BEGIN

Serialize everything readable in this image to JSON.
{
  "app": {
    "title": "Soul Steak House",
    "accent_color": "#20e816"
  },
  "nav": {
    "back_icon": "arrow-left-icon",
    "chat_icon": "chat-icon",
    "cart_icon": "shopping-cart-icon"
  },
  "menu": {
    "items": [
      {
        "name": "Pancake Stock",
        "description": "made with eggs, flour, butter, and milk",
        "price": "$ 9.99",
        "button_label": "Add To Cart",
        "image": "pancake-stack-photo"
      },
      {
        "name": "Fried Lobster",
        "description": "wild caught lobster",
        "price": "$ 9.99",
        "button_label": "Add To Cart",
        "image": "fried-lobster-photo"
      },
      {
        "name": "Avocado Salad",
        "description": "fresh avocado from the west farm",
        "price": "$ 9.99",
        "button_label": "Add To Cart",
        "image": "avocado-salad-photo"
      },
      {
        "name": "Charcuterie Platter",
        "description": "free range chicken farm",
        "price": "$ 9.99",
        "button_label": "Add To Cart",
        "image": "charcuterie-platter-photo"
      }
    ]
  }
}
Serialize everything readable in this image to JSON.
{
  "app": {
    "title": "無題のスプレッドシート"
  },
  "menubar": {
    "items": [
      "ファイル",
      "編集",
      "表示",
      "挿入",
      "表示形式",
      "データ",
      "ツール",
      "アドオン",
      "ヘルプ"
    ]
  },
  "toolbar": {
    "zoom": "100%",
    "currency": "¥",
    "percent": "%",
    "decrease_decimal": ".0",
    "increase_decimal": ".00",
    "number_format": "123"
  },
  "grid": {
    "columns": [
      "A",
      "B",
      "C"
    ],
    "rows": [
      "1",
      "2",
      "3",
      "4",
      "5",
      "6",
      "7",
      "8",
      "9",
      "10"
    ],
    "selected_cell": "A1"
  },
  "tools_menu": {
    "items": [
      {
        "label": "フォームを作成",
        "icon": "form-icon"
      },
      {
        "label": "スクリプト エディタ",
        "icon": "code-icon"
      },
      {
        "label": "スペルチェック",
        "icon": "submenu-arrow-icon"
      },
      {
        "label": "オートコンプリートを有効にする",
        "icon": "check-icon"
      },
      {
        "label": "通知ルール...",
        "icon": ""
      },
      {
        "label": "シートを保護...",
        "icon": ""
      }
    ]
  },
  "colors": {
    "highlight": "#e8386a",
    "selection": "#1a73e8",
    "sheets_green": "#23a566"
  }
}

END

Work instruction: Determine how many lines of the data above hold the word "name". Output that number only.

Task response: 4